When Japan’s Big Four private sector life insurers unveiled record first quarter profits last week and one became the third of the quartet to announce a major overseas acquisition, they marked an end to eighteen years of repeated consolidations in which many of the sector’s best known names disappeared.
Dai-ichi Life, which translates as ‘big number one’, is now indeed the industry leader, however temporarily, with April-June core profit up by a hefty 56.8% from a year earlier to 160.5 billion yen. The climb has displaced Nippon Life where core profit rose 3.6% to 145.6bn yen and put the firm well ahead of Meiji Yasuda Life, up 6.8% to 115.5bn yen, and Sumitomo Life, up 5.5% to 85.3bn yen.
In February Dai-ichi led another field by completing the biggest ever acquisition by a Japanese life insurance company when it paid US$5.6bn for mid-sized US firm Protective Life.
Then in June the Nikkei reported that Nippon Life was in early talks to buy National Australia Bank’s insurance business for US$2.4bn. A month later Meiji Yasuda Life agreed to buy America’s StanCorp Financial group for US$5bn and in August Sumitomo Life entered into a definitive agreement to buy Symetra Financial Corporation, headquartered in Washington state, for US$3.7bn.
As the profits figures would suggest, the first quarter also showed signs of improvement in the sector’s ‘business-in-force’ measure which, according to the Life Insurance Association of Japan, was by the end of May up 0.2% on a year earlier — the first rise in 18 years.
Chiyoda, Kyoei, Taisho and Yamamoto and more — all gone
The nightmare began in April 1997 when the Ministry of Finance finally ordered Nissan life to close having watched it slide into increasingly deep trouble over the previous two years.
The development was reported as ‘the only Japanese life co to go bankrupt since the end of the Second World War’ yet it proved to be anything but an isolated incident. The years which followed saw repeated waves of consolidation in which such life cos as Chiyoda, Kyoei, Taisho and Yamamoto disappeared — often after being acquired by a stronger firm which was then itself acquired by another new grouping.
One of the chief causes was guaranteed savings products, the last of which has only recently expired. First offered by Nissan they spread to other firms which were unable to generate the promised returns in the tough domestic equities environment after 1990 when income from foreign holdings was also being slashed by a rising exchange rate.
As Japan entered recession the firms’ loans to business also shrank and as the nation aged there were progressively fewer lives top insure.
Simultaneously the deregulation of corporate pensions market, which began in 1995 and allowed retirement schemes to invest via specialist mandates, cut even more heavily into their pooled pensions business than into that of trust banks.
General insurers rode abroad on strong yen
In the time it has taken them to struggle back to health the life cos have seen their general insurer counterparts gain strength from investment abroad where they were able to use the strong yen to pick up acquisitions relatively cheaply.
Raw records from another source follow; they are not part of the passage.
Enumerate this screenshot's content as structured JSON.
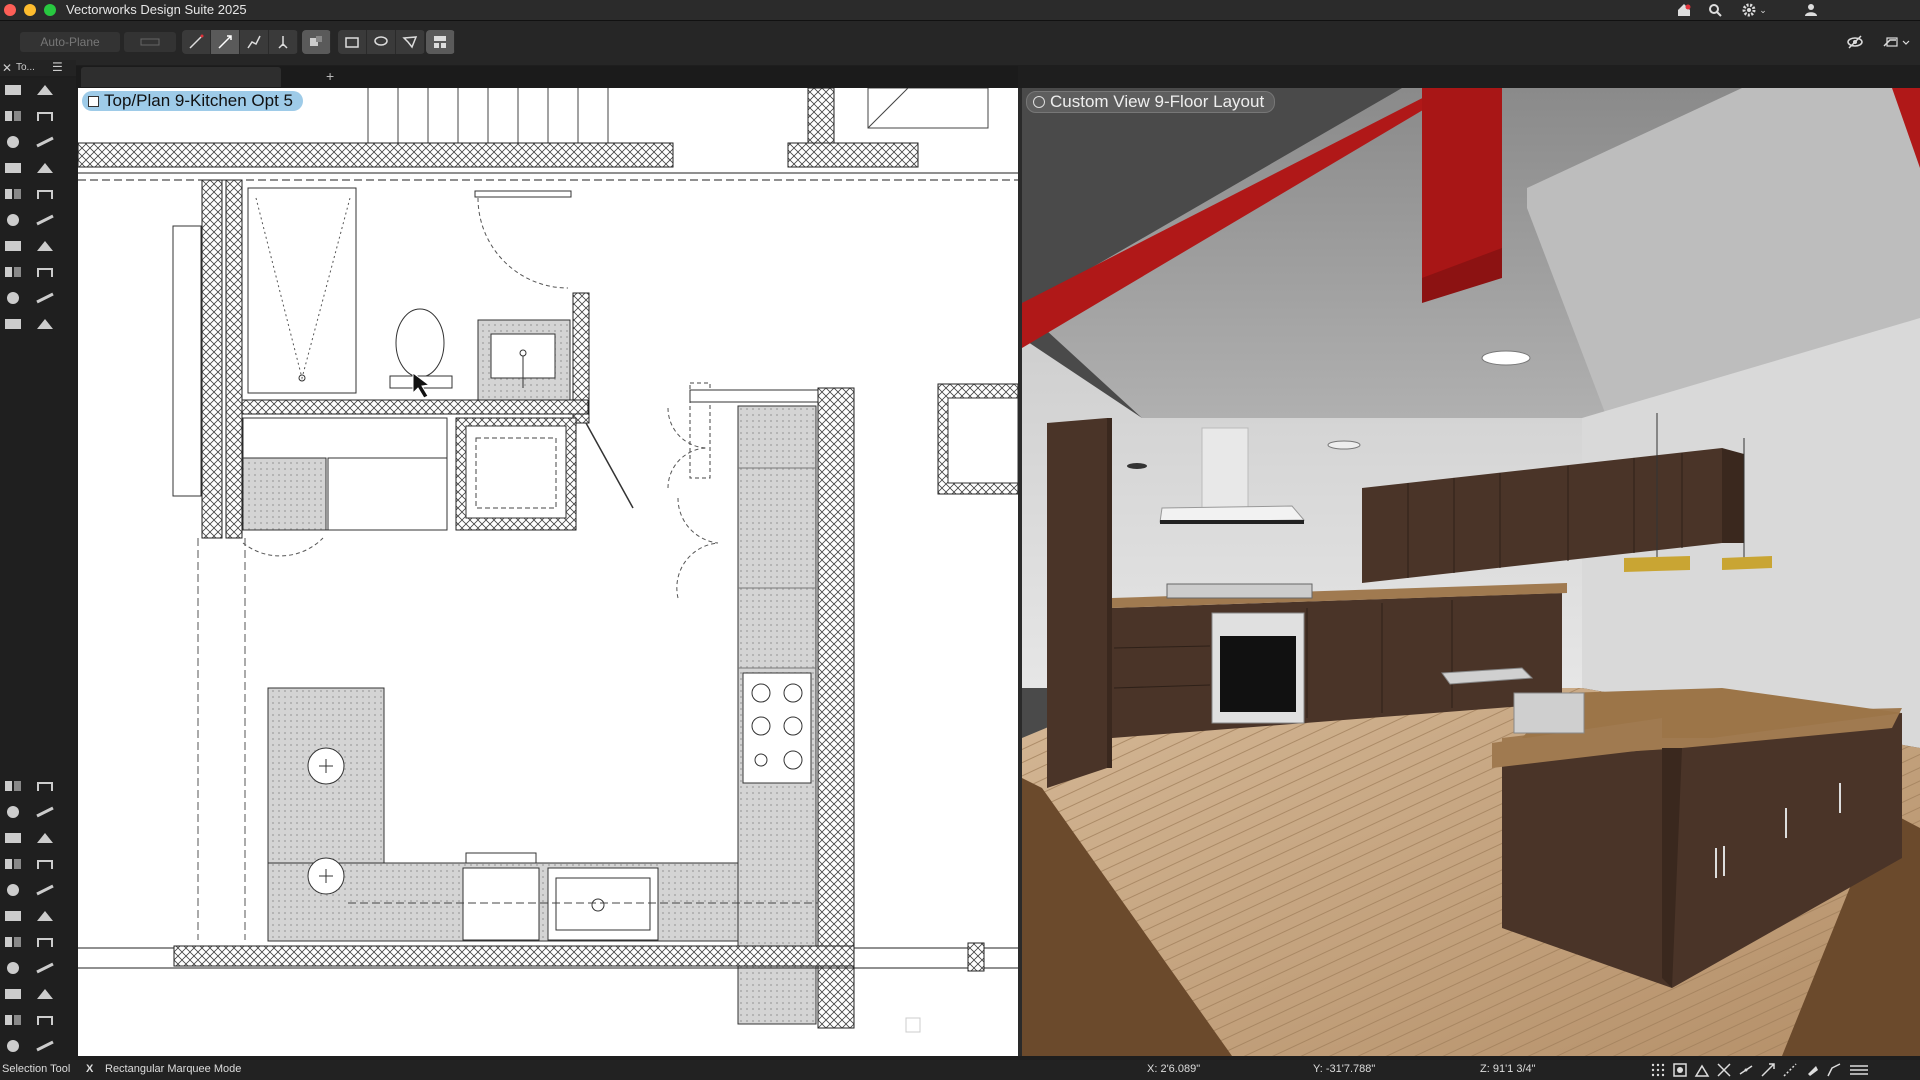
{
  "app": {
    "title": "Vectorworks Design Suite 2025"
  },
  "toolbar": {
    "auto_plane": "Auto-Plane"
  },
  "palette": {
    "title": "To..."
  },
  "plan_view": {
    "label": "Top/Plan  9-Kitchen Opt 5"
  },
  "render_view": {
    "label": "Custom View  9-Floor Layout"
  },
  "status": {
    "tool": "Selection Tool",
    "close_glyph": "X",
    "mode": "Rectangular Marquee Mode",
    "x": "X: 2'6.089\"",
    "y": "Y: -31'7.788\"",
    "z": "Z: 91'1 3/4\""
  },
  "icons": {
    "home": "home-icon",
    "search": "search-icon",
    "settings": "gear-icon",
    "user": "user-icon",
    "view_visibility": "eye-slash-icon",
    "view_options": "view-menu-icon"
  },
  "colors": {
    "accent_label_bg": "#9ecbe8",
    "steel_beam": "#b01818",
    "cabinet": "#4a3428",
    "floor": "#c4a380"
  }
}
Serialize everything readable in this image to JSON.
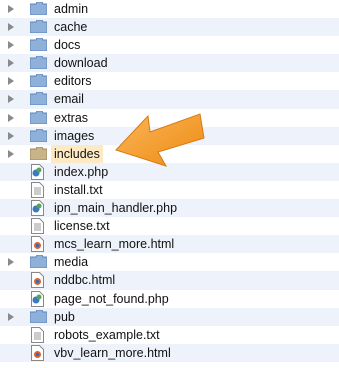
{
  "items": [
    {
      "name": "admin",
      "kind": "folder"
    },
    {
      "name": "cache",
      "kind": "folder"
    },
    {
      "name": "docs",
      "kind": "folder"
    },
    {
      "name": "download",
      "kind": "folder"
    },
    {
      "name": "editors",
      "kind": "folder"
    },
    {
      "name": "email",
      "kind": "folder"
    },
    {
      "name": "extras",
      "kind": "folder"
    },
    {
      "name": "images",
      "kind": "folder"
    },
    {
      "name": "includes",
      "kind": "folder",
      "highlighted": true
    },
    {
      "name": "index.php",
      "kind": "php"
    },
    {
      "name": "install.txt",
      "kind": "txt"
    },
    {
      "name": "ipn_main_handler.php",
      "kind": "php"
    },
    {
      "name": "license.txt",
      "kind": "txt"
    },
    {
      "name": "mcs_learn_more.html",
      "kind": "html"
    },
    {
      "name": "media",
      "kind": "folder"
    },
    {
      "name": "nddbc.html",
      "kind": "html"
    },
    {
      "name": "page_not_found.php",
      "kind": "php"
    },
    {
      "name": "pub",
      "kind": "folder"
    },
    {
      "name": "robots_example.txt",
      "kind": "txt"
    },
    {
      "name": "vbv_learn_more.html",
      "kind": "html"
    }
  ],
  "colors": {
    "highlight": "#fde9c4",
    "arrow": "#f39c1f",
    "folder": "#8fb0d8",
    "alt_row": "#eef3fb"
  }
}
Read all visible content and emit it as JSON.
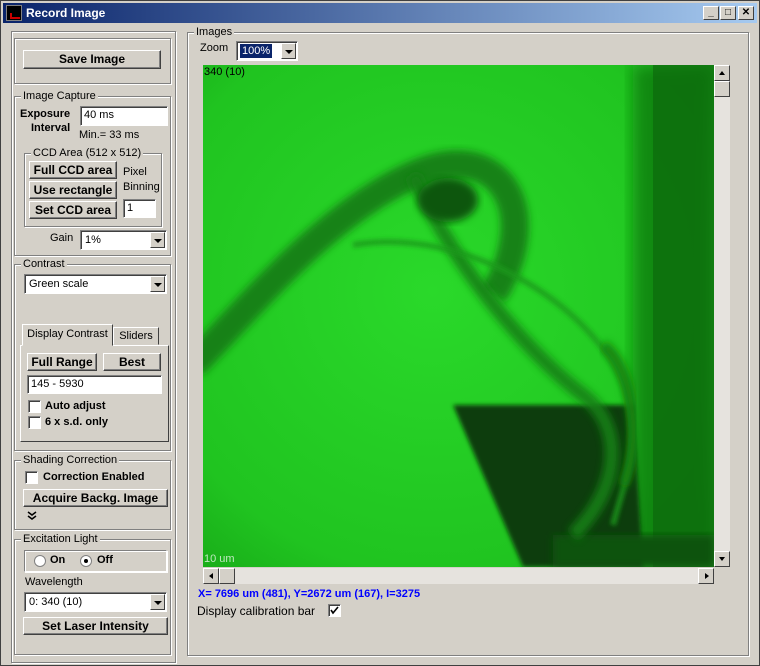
{
  "window": {
    "title": "Record Image",
    "title_buttons": [
      "_",
      "□",
      "✕"
    ]
  },
  "left": {
    "save_button": "Save Image",
    "capture": {
      "legend": "Image Capture",
      "exposure_label_1": "Exposure",
      "exposure_label_2": "Interval",
      "exposure_value": "40 ms",
      "min_text": "Min.= 33 ms",
      "ccd": {
        "legend": "CCD Area (512 x 512)",
        "full_button": "Full CCD area",
        "rect_button": "Use rectangle",
        "set_button": "Set CCD area",
        "pixel_label": "Pixel",
        "binning_label": "Binning",
        "binning_value": "1"
      },
      "gain_label": "Gain",
      "gain_value": "1%"
    },
    "contrast": {
      "legend": "Contrast",
      "palette": "Green scale",
      "tabs": [
        "Display Contrast",
        "Sliders"
      ],
      "full_range_button": "Full Range",
      "best_button": "Best",
      "range_value": "145 - 5930",
      "auto_adjust": {
        "label": "Auto adjust",
        "checked": false
      },
      "sd_only": {
        "label": "6 x s.d. only",
        "checked": false
      }
    },
    "shading": {
      "legend": "Shading Correction",
      "correction": {
        "label": "Correction Enabled",
        "checked": false
      },
      "acquire_button": "Acquire Backg. Image",
      "expand_icon": "double-chevron-down"
    },
    "excitation": {
      "legend": "Excitation Light",
      "on_label": "On",
      "off_label": "Off",
      "selected": "Off",
      "wavelength_label": "Wavelength",
      "wavelength_value": "0: 340 (10)",
      "laser_button": "Set Laser Intensity"
    }
  },
  "images": {
    "legend": "Images",
    "zoom_label": "Zoom",
    "zoom_value": "100%",
    "overlay_label": "340 (10)",
    "scale_label": "10 um",
    "cursor_readout": "X= 7696 um (481), Y=2672 um (167), I=3275",
    "calibration": {
      "label": "Display calibration bar",
      "checked": true
    },
    "accent_color": "#0000ff",
    "image_colors": {
      "bright": "#22d422",
      "dark": "#0a3a0a"
    }
  }
}
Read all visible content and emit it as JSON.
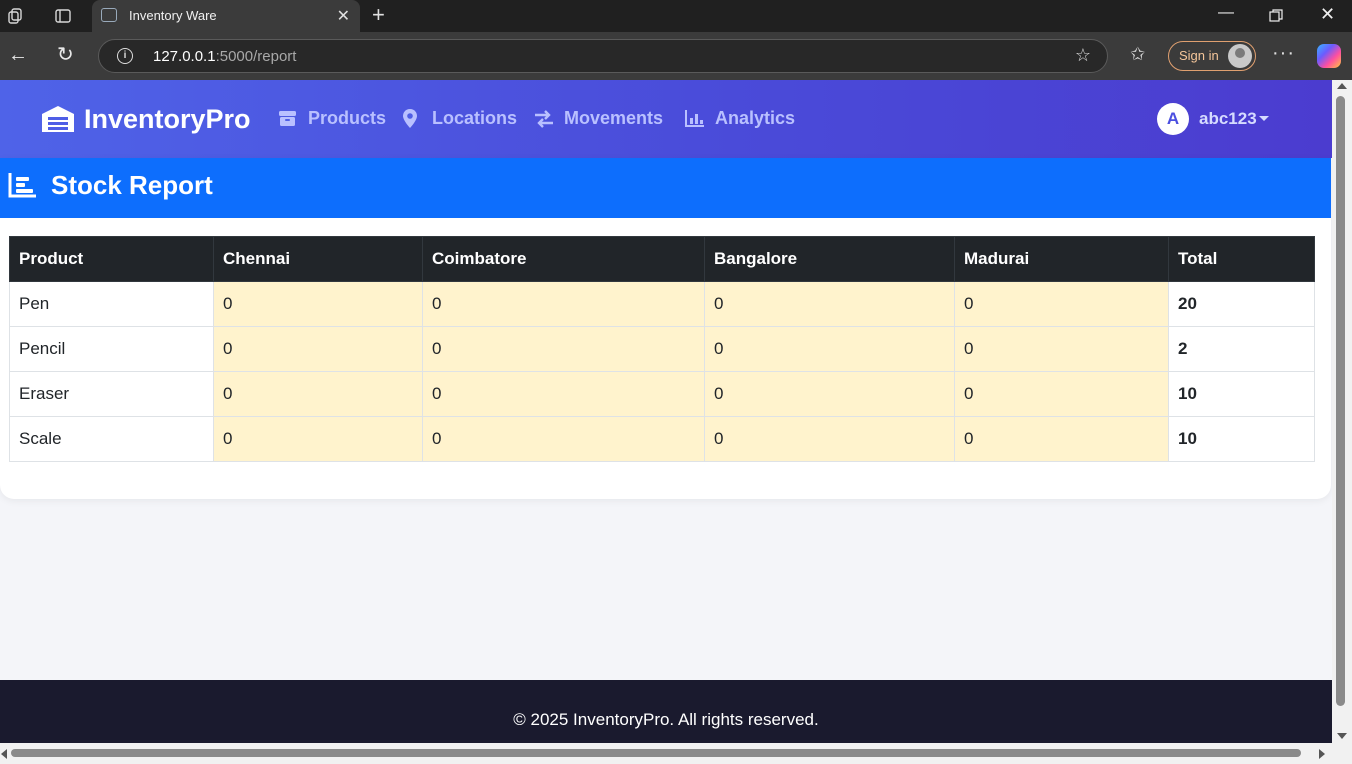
{
  "browser": {
    "tab_title": "Inventory Ware",
    "url_host": "127.0.0.1",
    "url_rest": ":5000/report",
    "signin_label": "Sign in",
    "icons": [
      "workspaces-icon",
      "tab-actions-icon",
      "terminal-favicon",
      "close-icon",
      "new-tab-icon",
      "minimize-icon",
      "restore-icon",
      "window-close-icon",
      "back-icon",
      "refresh-icon",
      "info-icon",
      "star-icon",
      "favorites-icon",
      "profile-icon",
      "more-icon",
      "copilot-icon"
    ]
  },
  "navbar": {
    "brand": "InventoryPro",
    "items": [
      {
        "label": "Products",
        "icon": "box-icon"
      },
      {
        "label": "Locations",
        "icon": "map-pin-icon"
      },
      {
        "label": "Movements",
        "icon": "exchange-icon"
      },
      {
        "label": "Analytics",
        "icon": "chart-icon"
      }
    ],
    "user_initial": "A",
    "username": "abc123",
    "colors": {
      "gradient_start": "#4f63e8",
      "gradient_end": "#4b3ccf",
      "link": "#b9c0ff"
    }
  },
  "report": {
    "title": "Stock Report",
    "header_color": "#0d6efd",
    "columns": [
      "Product",
      "Chennai",
      "Coimbatore",
      "Bangalore",
      "Madurai",
      "Total"
    ],
    "rows": [
      {
        "product": "Pen",
        "chennai": "0",
        "coimbatore": "0",
        "bangalore": "0",
        "madurai": "0",
        "total": "20"
      },
      {
        "product": "Pencil",
        "chennai": "0",
        "coimbatore": "0",
        "bangalore": "0",
        "madurai": "0",
        "total": "2"
      },
      {
        "product": "Eraser",
        "chennai": "0",
        "coimbatore": "0",
        "bangalore": "0",
        "madurai": "0",
        "total": "10"
      },
      {
        "product": "Scale",
        "chennai": "0",
        "coimbatore": "0",
        "bangalore": "0",
        "madurai": "0",
        "total": "10"
      }
    ],
    "location_cell_color": "#fff3cd"
  },
  "footer": {
    "text": "© 2025 InventoryPro. All rights reserved."
  }
}
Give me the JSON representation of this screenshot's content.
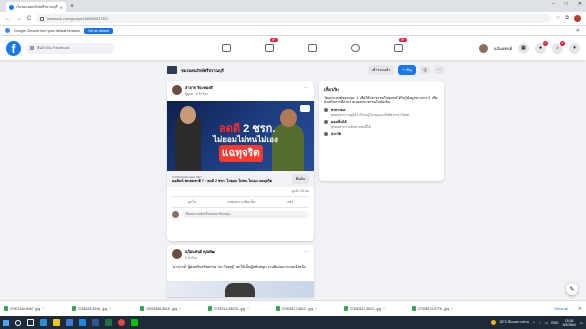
{
  "browser": {
    "tab_title": "เว็บชมรมคนรักษ์ศรีปราณบุรี | Face",
    "new_tab": "+",
    "win_controls": [
      "–",
      "□",
      "✕"
    ],
    "url": "facebook.com/groups/1680920117307",
    "nav": {
      "back": "←",
      "forward": "→",
      "reload": "C"
    }
  },
  "infobar": {
    "message": "Google Chrome isn't your default browser",
    "button": "Set as default",
    "close": "✕"
  },
  "fb": {
    "search_placeholder": "ค้นหาบน Facebook",
    "nav_badges": {
      "watch": "9+",
      "groups": "9+"
    },
    "profile_name": "แก้มแทนย์",
    "notif_badges": {
      "messenger": "1",
      "notifications": "9"
    }
  },
  "group": {
    "name": "ชมรมคนรักษ์ศรีปราณบุรี",
    "joined": "เข้าร่วมแล้ว",
    "invite": "+ เชิญ",
    "search": "Q",
    "more": "···"
  },
  "post1": {
    "author": "สาลาจ ริยะทองดี",
    "meta": "ผู้ดูแล · 5 ชั่วโมง",
    "img_line1a": "ลดดี",
    "img_line1b": " 2 ชรก.",
    "img_line2": "ไม่ยอมไม่ทนไม่เอง",
    "img_line3": "แฉทุจริต",
    "link_domain": "KOMCHADLUEK.NET",
    "link_title": "คอลัมน์ ชนชลชาติ 7 : ลดดี 2 ชรก. ไม่ยอม ไม่ทน ไม่เอง แฉทุจริต",
    "share_label": "ยืนยัน",
    "stats": "ดูแล้ว 13 คน",
    "actions": [
      "ถูกใจ",
      "แสดงความคิดเห็น",
      "แชร์"
    ],
    "comment_placeholder": "เขียนความคิดเห็นต่อสมาชิกกลุ่ม..."
  },
  "post2": {
    "author": "แก้มแทนย์ คุณพัฒ",
    "meta": "5 ชั่วโมง",
    "text": "\"อาจารย์\" ผู้ส่งเสริมจริยธรรม \"ดร.วิเชษฐ์\" ยกให้เป็นผู้สนับสนุน งานดีเด่นมากรอบจังหวัด"
  },
  "about": {
    "title": "เกี่ยวกับ",
    "desc": "วัตถุประสงค์ของกลุ่ม: 1. เพื่อให้ประชาชนในชุมชนได้รับรู้ข้อมูลข่าวสาร 2. เพื่อส่งเสริมการมีส่วนร่วมของประชาชนในท้องถิ่น",
    "public_label": "สาธารณะ",
    "public_sub": "ทุกคนสามารถดูได้ว่าใครอยู่ในกลุ่มและสิ่งที่พวกเขาโพสต์",
    "visible_label": "มองเห็นได้",
    "visible_sub": "ทุกคนสามารถค้นหากลุ่มนี้ได้",
    "history_label": "ประวัติ"
  },
  "downloads": [
    {
      "name": "2790744e-6967..jpg"
    },
    {
      "name": "2766328-3048...jpg"
    },
    {
      "name": "23919366-9815...jpg"
    },
    {
      "name": "2751914-28675...jpg"
    },
    {
      "name": "27003517-6812...jpg"
    },
    {
      "name": "27630447-3823...jpg"
    },
    {
      "name": "27028972-9776...jpg"
    }
  ],
  "downloads_show_all": "Show all",
  "taskbar": {
    "weather": "28°C มีแดดบางส่วน",
    "lang": "ENG",
    "time": "15:26",
    "date": "5/3/2564"
  },
  "colors": {
    "fb_blue": "#1877f2",
    "badge_red": "#e41e3f",
    "taskbar": "#1e2a3a"
  }
}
The wholly government-owned Japan Post Insurance has yet to produce its annual report for the year ending 31 March and its first quarter figures. This giant plans to list on the stock exchange on 4 November according to Reuters so it should then become more transparent. To date only Dai-ichi is listed since Sumitomo and Meiji Yasuda are still mutuals
For the financial year ended 31 March 2014 Japan Post Insurance had a core profit of 482bn yen so Dai-ichi may not last long as the Big Number one.
© 2015 Japan Pensions Industry Database/Jo McBride. Reporting on, and analysis of, the secretive business of Japanese institutional investment takes commitment, money and time. This blog is one of the products of such commitment. It may nonetheless be reproduced or used as a source without charge so long as (but only so long as) the use is credited to www.ijapicap.com.
This blog would not exist without the help and humour of Diane Stormont, 1959-2012